As immigration reform rushed to the front of the political agenda last spring, Contributing Editor Carolyn Lochhead had a sense of déjà vu. As a student at Berkeley in the '80s and as a reporter for the San Francisco Chronicle since 1991, she was sure she'd seen this debate before. "The 1986 immigration bill was supposed to fix it," she recalls. As she researched "A Legacy of the Unforeseen" (page 35), Lochhead learned that the reruns were much older than that: The history of immigration "crises" is a cycle of panics followed by solutions that don't actually solve anything—but which always, she notes, "have unintended consequences."
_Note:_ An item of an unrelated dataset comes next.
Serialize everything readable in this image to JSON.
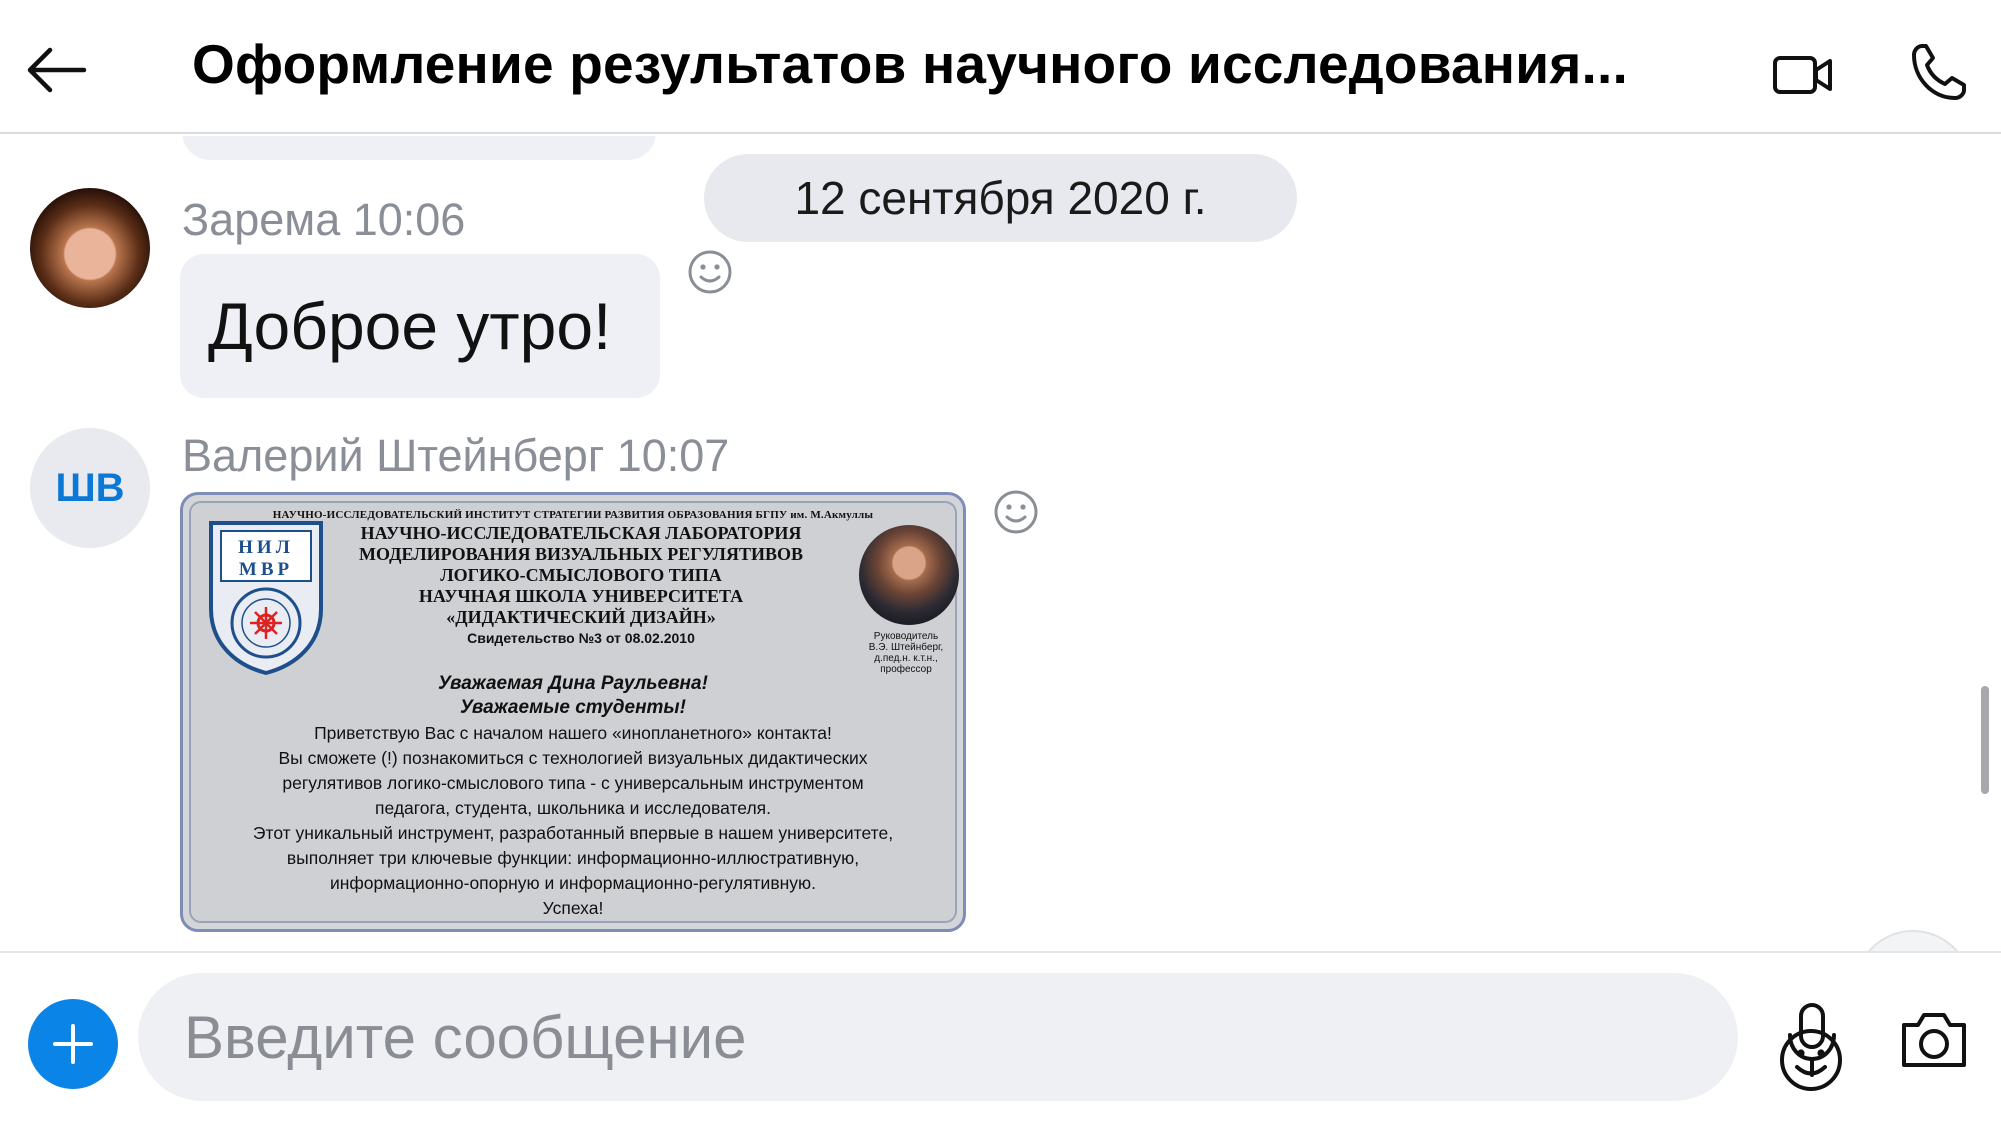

In their research, George Mason University economists Tyler Cowen and Daniel M. Rothschild rigorously analyze global markets and human migration. Rigorous analysis hasn't been plentiful in the immigration debate. "I think it's an important discussion for America to have," Rothschild says, "but it degenerates quickly into appeals to emotion rather than appeals to reason." In "Don't Bad-Mouth Unskilled Immigrants" (page 42), the duo looks at the positive impact such workers have on the economy. That's something Cowen, who blogs at and writes an economics column for The New York Times, can prove another way: He maintains a popular online ethnic dining guide for the D.C. area, based on the idea that "restaurants manifest the spirit of capitalist multiculturalism."

"There's nothing wrong with organic food," stresses Cheryl Miller, who has some Thai sweet black rice stashed away in her cupboard. What she can't stand is the holier-than-thou attitude of organic boosters like Judith Levine. In "Shopping for Me, But Not for Thee" (page 61), Miller takes on Levine's memoir Not Buying It, a book that confuses Levine's consumer choices with a war on capitalism. Living comfortably in Washington, D.C., Miller says the lifestyle she and Levine enjoy has its merits, but "cornerstone of a political philosophy" is not one of them.